───── RECORDS PROVIDED

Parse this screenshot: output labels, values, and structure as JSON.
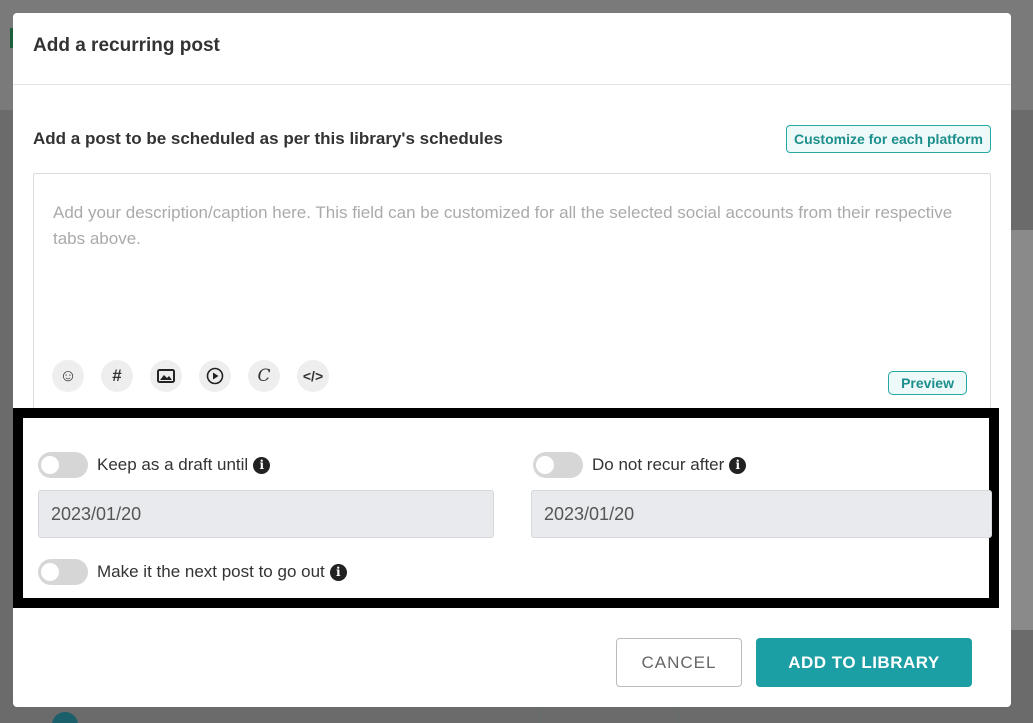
{
  "modal": {
    "title": "Add a recurring post",
    "section_title": "Add a post to be scheduled as per this library's schedules",
    "customize_label": "Customize for each platform",
    "editor_placeholder": "Add your description/caption here. This field can be customized for all the selected social accounts from their respective tabs above.",
    "toolbar": [
      {
        "icon": "emoji-icon",
        "glyph": "☺"
      },
      {
        "icon": "hashtag-icon",
        "glyph": "#"
      },
      {
        "icon": "image-icon",
        "glyph": "▬"
      },
      {
        "icon": "video-icon",
        "glyph": "▶"
      },
      {
        "icon": "canva-icon",
        "glyph": "C"
      },
      {
        "icon": "code-icon",
        "glyph": "</>"
      }
    ],
    "preview_label": "Preview",
    "options": {
      "draft_label": "Keep as a draft until",
      "draft_date": "2023/01/20",
      "recur_label": "Do not recur after",
      "recur_date": "2023/01/20",
      "next_post_label": "Make it the next post to go out"
    },
    "cancel_label": "CANCEL",
    "add_label": "ADD TO LIBRARY"
  },
  "colors": {
    "accent": "#1b9ea4",
    "accent_text": "#1c8f8c"
  }
}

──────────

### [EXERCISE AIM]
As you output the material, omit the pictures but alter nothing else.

### [RESULT BELOW]
Parse this screenshot: output labels, values, and structure as JSON.
{
  "modal": {
    "title": "Add a recurring post",
    "section_title": "Add a post to be scheduled as per this library's schedules",
    "customize_label": "Customize for each platform",
    "editor_placeholder": "Add your description/caption here. This field can be customized for all the selected social accounts from their respective tabs above.",
    "toolbar": [
      {
        "icon": "emoji-icon",
        "glyph": "☺"
      },
      {
        "icon": "hashtag-icon",
        "glyph": "#"
      },
      {
        "icon": "image-icon",
        "glyph": "▬"
      },
      {
        "icon": "video-icon",
        "glyph": "▶"
      },
      {
        "icon": "canva-icon",
        "glyph": "C"
      },
      {
        "icon": "code-icon",
        "glyph": "</>"
      }
    ],
    "preview_label": "Preview",
    "options": {
      "draft_label": "Keep as a draft until",
      "draft_date": "2023/01/20",
      "recur_label": "Do not recur after",
      "recur_date": "2023/01/20",
      "next_post_label": "Make it the next post to go out"
    },
    "cancel_label": "CANCEL",
    "add_label": "ADD TO LIBRARY"
  },
  "colors": {
    "accent": "#1b9ea4",
    "accent_text": "#1c8f8c"
  }
}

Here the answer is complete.